Elephants rarely get cancer: less than 5% of captive elephants die of cancer, compared to 20% of humans. Elephant genomes have at least 20 copies of the tumour suppressor, p53, which may explain their low cancer rates relative to humans, who have only one copy.
In 1983, when I was a Cambridge undergraduate studying Part II Pathology, the virus HIV was identified in patients suffering from a newly observed fatal disease called AIDS (acquired immune deficiency syndrome)1. The virus and the disease quickly became one of the greatest medical challenges facing my generation. The response to this crisis exemplifies the power of applied scientific research that I find hugely inspiring.
The HIV pandemic is now in its fourth decade and its statistics are staggering. 75 million people have become infected with HIV and 40 million people have died from AIDS-related illnesses.
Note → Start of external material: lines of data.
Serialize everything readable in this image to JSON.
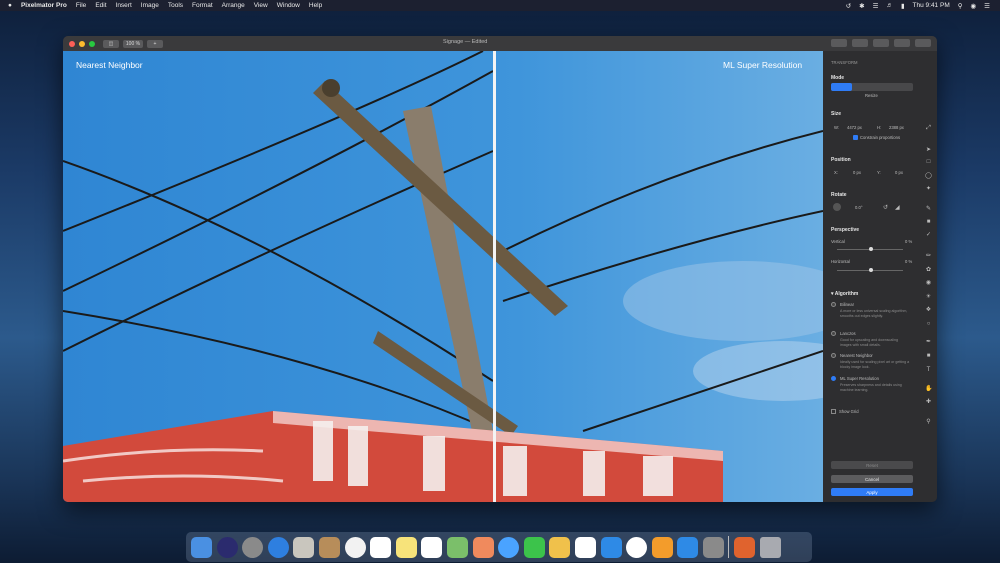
{
  "menubar": {
    "apple": "",
    "app": "Pixelmator Pro",
    "items": [
      "File",
      "Edit",
      "Insert",
      "Image",
      "Tools",
      "Format",
      "Arrange",
      "View",
      "Window",
      "Help"
    ],
    "clock": "Thu 9:41 PM"
  },
  "window": {
    "title": "Signage — Edited",
    "zoom": "100 %",
    "left_label": "Nearest Neighbor",
    "right_label": "ML Super Resolution"
  },
  "panel": {
    "header": "TRANSFORM",
    "mode_label": "Mode",
    "mode_value": "Resize",
    "size_label": "Size",
    "w_label": "W:",
    "w": "4472 px",
    "h_label": "H:",
    "h": "2388 px",
    "constrain": "Constrain proportions",
    "position_label": "Position",
    "x_label": "X:",
    "x": "0 px",
    "y_label": "Y:",
    "y": "0 px",
    "rotate_label": "Rotate",
    "rotate": "0.0°",
    "perspective_label": "Perspective",
    "vertical_label": "Vertical",
    "vertical": "0 %",
    "horizontal_label": "Horizontal",
    "horizontal": "0 %",
    "algorithm_label": "Algorithm",
    "algorithms": [
      {
        "name": "Bilinear",
        "desc": "A more or less universal scaling algorithm, smooths out edges slightly."
      },
      {
        "name": "Lanczos",
        "desc": "Good for upscaling and downscaling images with small details."
      },
      {
        "name": "Nearest Neighbor",
        "desc": "Ideally used for scaling pixel art or getting a blocky image look."
      },
      {
        "name": "ML Super Resolution",
        "desc": "Preserves sharpness and details using machine learning."
      }
    ],
    "show_grid": "Show Grid",
    "reset": "Reset",
    "cancel": "Cancel",
    "apply": "Apply"
  },
  "colors": {
    "accent": "#2f7cf6",
    "sky": "#3a8fd6",
    "sign_red": "#d24a3c"
  }
}
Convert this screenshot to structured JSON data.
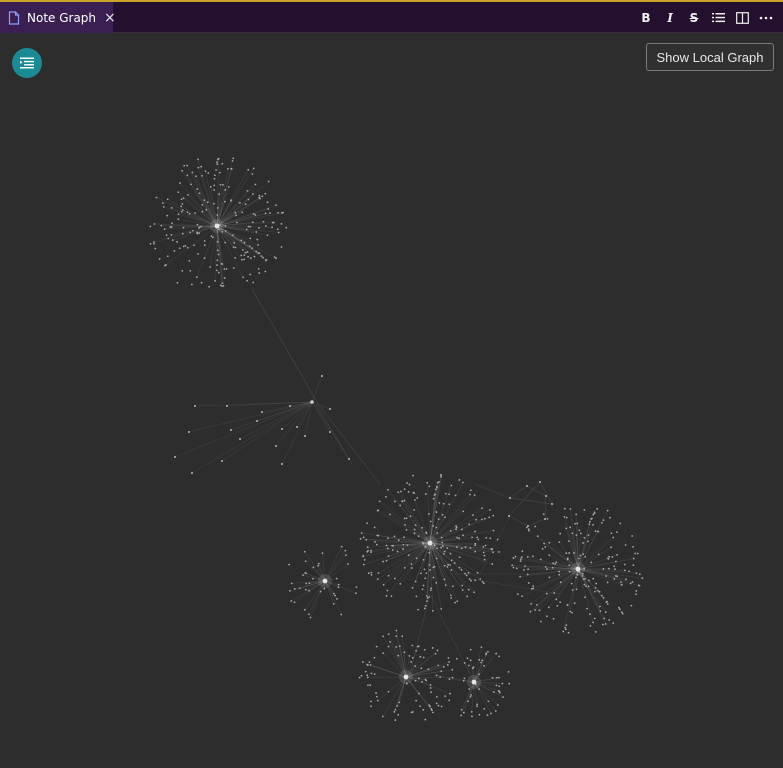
{
  "tab": {
    "title": "Note Graph",
    "icon": "file-icon",
    "close_icon": "close-icon"
  },
  "toolbar": {
    "bold_label": "B",
    "italic_label": "I",
    "strike_label": "S",
    "items": [
      "bold-icon",
      "italic-icon",
      "strikethrough-icon",
      "list-icon",
      "split-view-icon",
      "more-icon"
    ]
  },
  "graph": {
    "fab_icon": "outline-icon",
    "show_local_label": "Show Local Graph"
  },
  "colors": {
    "accent_line": "#c9a227",
    "tabbar": "#24102e",
    "active_tab": "#3b1f52",
    "fab": "#1a8a95",
    "background": "#2d2d2d"
  }
}
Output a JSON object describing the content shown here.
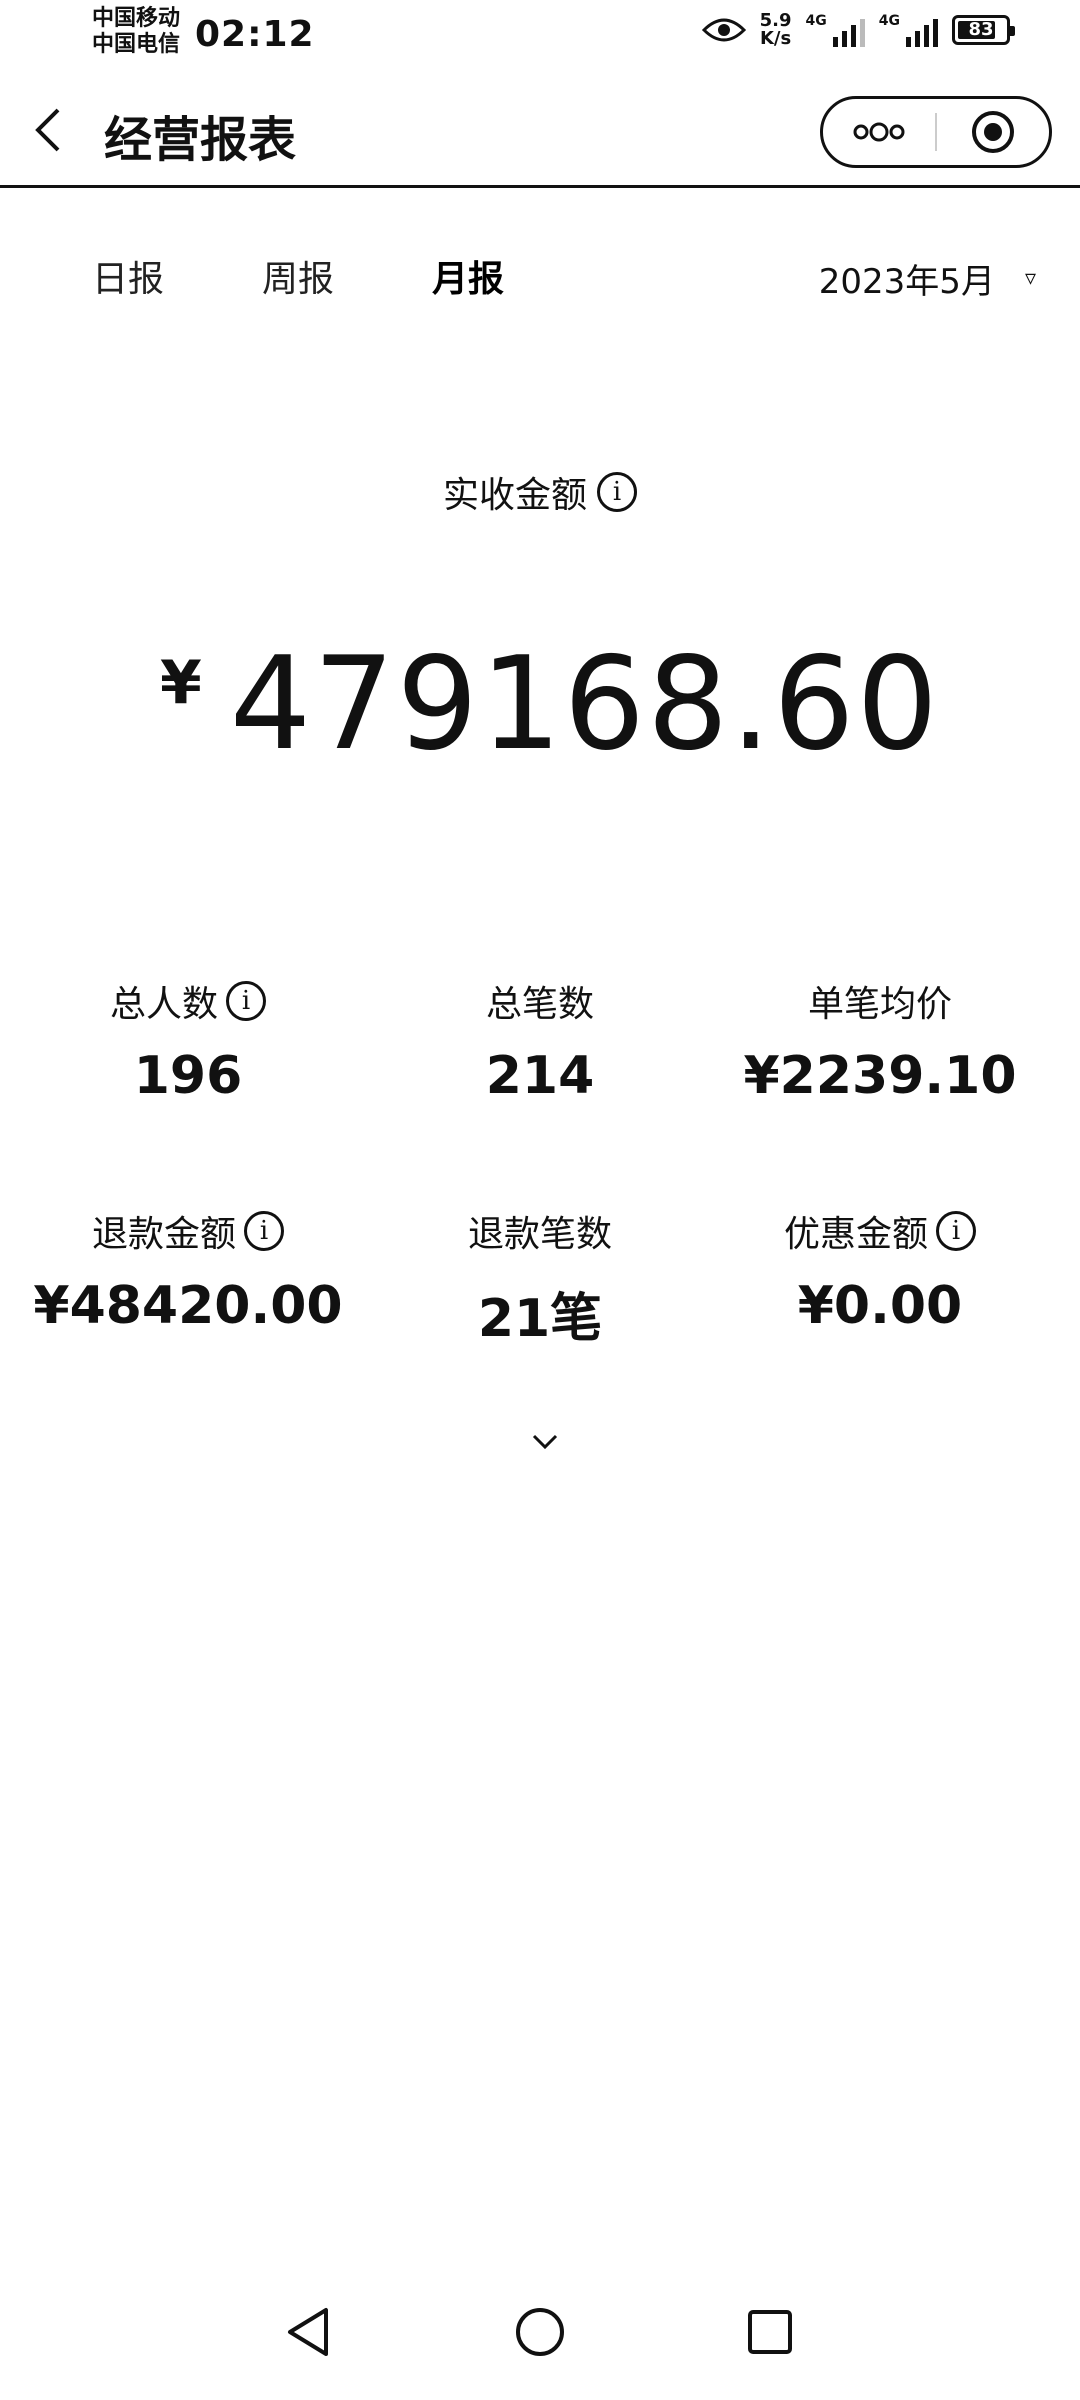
{
  "status_bar": {
    "carrier_1": "中国移动",
    "carrier_2": "中国电信",
    "time": "02:12",
    "net_speed_value": "5.9",
    "net_speed_unit": "K/s",
    "sim1_network": "4G",
    "sim2_network": "4G",
    "battery": "83",
    "battery_level": 0.83
  },
  "nav": {
    "title": "经营报表",
    "more_icon": "more-dots-icon",
    "close_icon": "target-close-icon"
  },
  "tabs": [
    {
      "label": "日报",
      "active": false
    },
    {
      "label": "周报",
      "active": false
    },
    {
      "label": "月报",
      "active": true
    }
  ],
  "period": {
    "value": "2023年5月",
    "caret": "▿"
  },
  "summary": {
    "label": "实收金额",
    "currency": "¥",
    "amount": "479168.60"
  },
  "stats": [
    {
      "label": "总人数",
      "value": "196",
      "info": true
    },
    {
      "label": "总笔数",
      "value": "214",
      "info": false
    },
    {
      "label": "单笔均价",
      "value": "¥2239.10",
      "info": false
    },
    {
      "label": "退款金额",
      "value": "¥48420.00",
      "info": true
    },
    {
      "label": "退款笔数",
      "value": "21笔",
      "info": false
    },
    {
      "label": "优惠金额",
      "value": "¥0.00",
      "info": true
    }
  ],
  "icons": {
    "info": "i"
  }
}
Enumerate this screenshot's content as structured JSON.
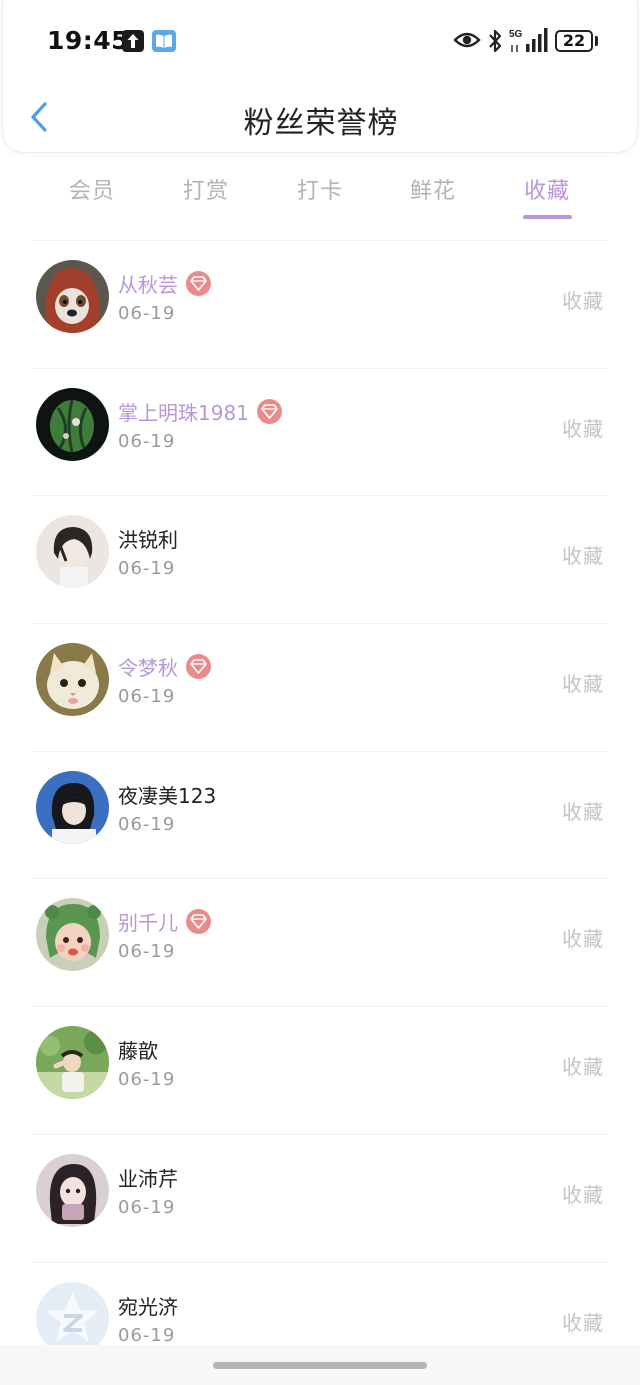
{
  "status_bar": {
    "time": "19:45",
    "network": "5G",
    "battery": "22",
    "icons": [
      "upload-icon",
      "book-icon",
      "eye-icon",
      "bluetooth-icon",
      "signal-icon",
      "battery-icon"
    ]
  },
  "nav": {
    "title": "粉丝荣誉榜",
    "back_icon": "chevron-left-icon"
  },
  "tabs": [
    {
      "label": "会员",
      "active": false
    },
    {
      "label": "打赏",
      "active": false
    },
    {
      "label": "打卡",
      "active": false
    },
    {
      "label": "鲜花",
      "active": false
    },
    {
      "label": "收藏",
      "active": true
    }
  ],
  "colors": {
    "accent": "#b896d8",
    "badge": "#ea8b8b",
    "muted": "#c4c4c4",
    "date": "#9a9a9a"
  },
  "fans": [
    {
      "name": "从秋芸",
      "date": "06-19",
      "action": "收藏",
      "vip": true,
      "avatar": "dog-avatar"
    },
    {
      "name": "掌上明珠1981",
      "date": "06-19",
      "action": "收藏",
      "vip": true,
      "avatar": "watermelon-avatar"
    },
    {
      "name": "洪锐利",
      "date": "06-19",
      "action": "收藏",
      "vip": false,
      "avatar": "girl-avatar"
    },
    {
      "name": "令梦秋",
      "date": "06-19",
      "action": "收藏",
      "vip": true,
      "avatar": "cat-avatar"
    },
    {
      "name": "夜凄美123",
      "date": "06-19",
      "action": "收藏",
      "vip": false,
      "avatar": "girl-avatar"
    },
    {
      "name": "别千儿",
      "date": "06-19",
      "action": "收藏",
      "vip": true,
      "avatar": "child-avatar"
    },
    {
      "name": "藤歆",
      "date": "06-19",
      "action": "收藏",
      "vip": false,
      "avatar": "nature-avatar"
    },
    {
      "name": "业沛芹",
      "date": "06-19",
      "action": "收藏",
      "vip": false,
      "avatar": "girl-avatar"
    },
    {
      "name": "宛光济",
      "date": "06-19",
      "action": "收藏",
      "vip": false,
      "avatar": "default-avatar"
    }
  ]
}
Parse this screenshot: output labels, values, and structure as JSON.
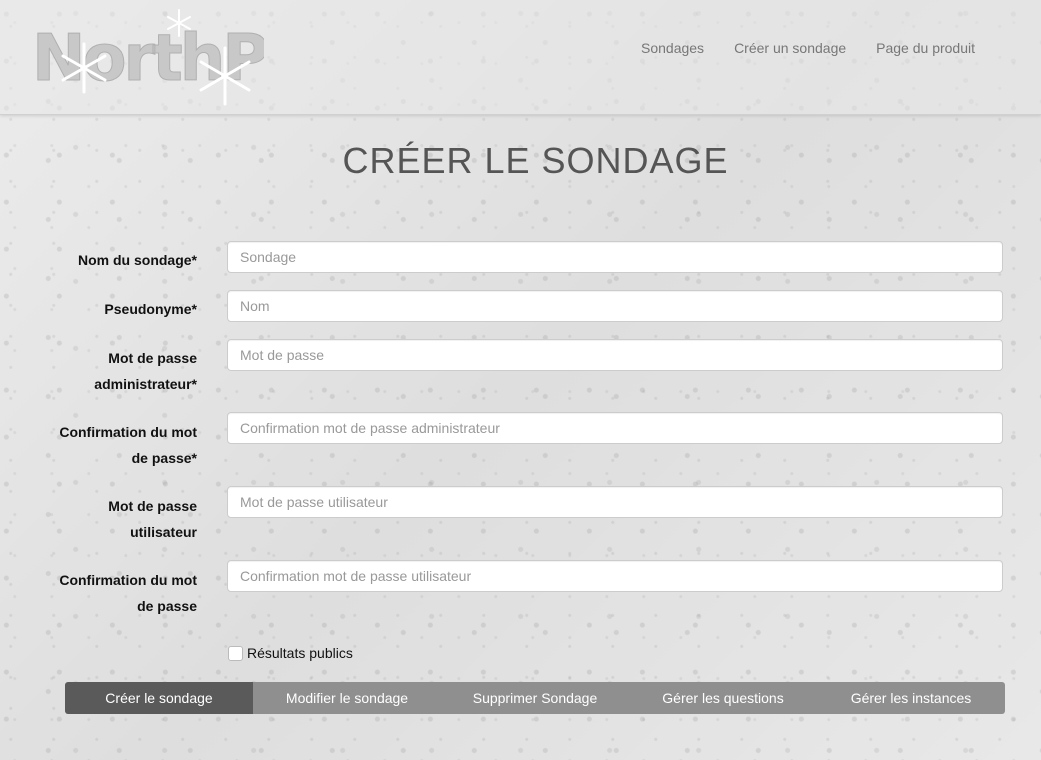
{
  "header": {
    "logo_text": "NorthPoll",
    "nav": [
      {
        "label": "Sondages"
      },
      {
        "label": "Créer un sondage"
      },
      {
        "label": "Page du produit"
      }
    ]
  },
  "page": {
    "title": "CRÉER LE SONDAGE"
  },
  "form": {
    "fields": [
      {
        "label": "Nom du sondage*",
        "placeholder": "Sondage",
        "value": ""
      },
      {
        "label": "Pseudonyme*",
        "placeholder": "Nom",
        "value": ""
      },
      {
        "label": "Mot de passe administrateur*",
        "placeholder": "Mot de passe",
        "value": ""
      },
      {
        "label": "Confirmation du mot de passe*",
        "placeholder": "Confirmation mot de passe administrateur",
        "value": ""
      },
      {
        "label": "Mot de passe utilisateur",
        "placeholder": "Mot de passe utilisateur",
        "value": ""
      },
      {
        "label": "Confirmation du mot de passe",
        "placeholder": "Confirmation mot de passe utilisateur",
        "value": ""
      }
    ],
    "public_results_label": "Résultats publics",
    "public_results_checked": false
  },
  "actions": [
    {
      "label": "Créer le sondage",
      "active": true
    },
    {
      "label": "Modifier le sondage",
      "active": false
    },
    {
      "label": "Supprimer Sondage",
      "active": false
    },
    {
      "label": "Gérer les questions",
      "active": false
    },
    {
      "label": "Gérer les instances",
      "active": false
    }
  ],
  "colors": {
    "active_button": "#5a5a5a",
    "button": "#8f8f8f",
    "nav_text": "#777777"
  }
}
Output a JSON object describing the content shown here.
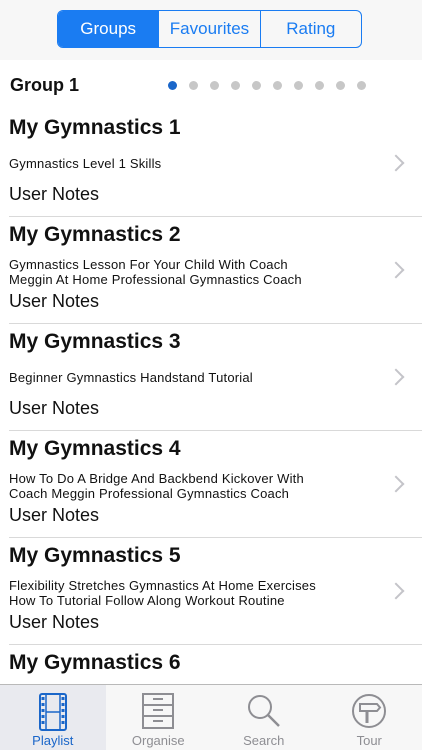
{
  "segments": [
    {
      "label": "Groups",
      "active": true
    },
    {
      "label": "Favourites",
      "active": false
    },
    {
      "label": "Rating",
      "active": false
    }
  ],
  "group": {
    "title": "Group 1",
    "page_count": 10,
    "current_page": 1
  },
  "items": [
    {
      "title": "My Gymnastics 1",
      "desc_lines": [
        "Gymnastics Level 1 Skills"
      ],
      "notes": "User Notes"
    },
    {
      "title": "My Gymnastics 2",
      "desc_lines": [
        "Gymnastics Lesson For Your Child With Coach",
        "Meggin At Home Professional Gymnastics Coach"
      ],
      "notes": "User Notes"
    },
    {
      "title": "My Gymnastics 3",
      "desc_lines": [
        "Beginner Gymnastics Handstand Tutorial"
      ],
      "notes": "User Notes"
    },
    {
      "title": "My Gymnastics 4",
      "desc_lines": [
        "How To Do A Bridge And Backbend Kickover With",
        "Coach Meggin Professional Gymnastics Coach"
      ],
      "notes": "User Notes"
    },
    {
      "title": "My Gymnastics 5",
      "desc_lines": [
        "Flexibility Stretches Gymnastics At Home Exercises",
        "How To Tutorial  Follow Along Workout Routine"
      ],
      "notes": "User Notes"
    },
    {
      "title": "My Gymnastics 6",
      "desc_lines": [],
      "notes": ""
    }
  ],
  "tabbar": [
    {
      "label": "Playlist",
      "icon": "film-strip-icon",
      "active": true
    },
    {
      "label": "Organise",
      "icon": "cabinet-icon",
      "active": false
    },
    {
      "label": "Search",
      "icon": "magnifier-icon",
      "active": false
    },
    {
      "label": "Tour",
      "icon": "signpost-icon",
      "active": false
    }
  ],
  "colors": {
    "accent": "#1a7cf2",
    "active_tab": "#1a66c9",
    "inactive": "#8e8e93"
  }
}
But the unprecedented collaboration between clinicians, research scientists, politicians, investors, activists and patients has shown that we can treat and prevent a highly complex infectious disease even on this scale. There has been enormous progress: 1 million people died from AIDS-related illnesses in 2016, compared with 1.9 million in 2005; and 2 million people became newly infected with HIV in 2016, compared with 3 million in 2000.
Yet in 2017 there are still around 38 million people living with HIV and requiring daily, lifelong, treatment to stay well. HIV infects CD4+ cells of the immune system and results in their death, effectively disabling the host’s immune response and allowing other infections which are ultimately fatal. Treatment of HIV infection is extraordinarily difficult. Firstly, there is the genetic diversity and rapid evolution of the virus that is related to the way it replicates in cells. The sheer number of genetically distinct subtypes make drug design exceptionally challenging. Anti-retroviral drugs (ARVs) target processes unique to the virus. Using a combination of three drugs decreases the patient’s viral load, which reverses AIDS-related infections and illness but also prevents onward transmission.
However, virus mutations allow drug resistance to develop: to counter this, we need more user-friendly drug regimens, at a cost that providers can meet, plus a greater breadth of treatment. New drugs include ‘biologics’: sugars, proteins and/or genes that differ from conventional ARVs.
Another difficulty with HIV infection are host cells carrying ‘silent’ virus that is not susceptible to drugs or immune defences. Early diagnosis and immediate onset of continuous treatment is essential to prevent this, demanding novel routes of healthcare provision – such as self-testing and pop-up clinics.
Prevention of infection is critical in tacking infectious disease.
PrEP (pre-exposure chemoprophylaxis) is a combination of drugs, used before and after sex to prevent HIV replication, and is already reducing new infections. But the quest for an effective vaccine is a formidable task, due to the genetic variation of HIV but also the resistance of the virus to antibody binding and clearance. Researchers are designing and testing vaccines with modified forms of HIV antigens to improve generation of effective antibody responses.
The amazing distance covered so far on the road to beating HIV/AIDS is a testament to our passion and ingenuity as scientists and human beings. We aren’t there yet, but with continued collaboration, enthusiasm and inspiration we have the potential to go much further.
Dr Julia Turner
Fellow and Alumna
1. Barré-Sinoussi F, Chermann JC, Rey F, Nugeyre MT, Chamaret S, Gruest J, Dauguet C, Axler-Blin C, Vézinet-Brun F, Rouzioux C, Rozenbaum W, Montagnier L (1983). “Isolation of a T-lymphotropic retrovirus from a patient at risk for acquired immune deficiency syndrome (AIDS)”. Science. 220 (4599): 868–871.
2. WHO. Latest WHO HIV data: http://www.who.int/hiv/data/en/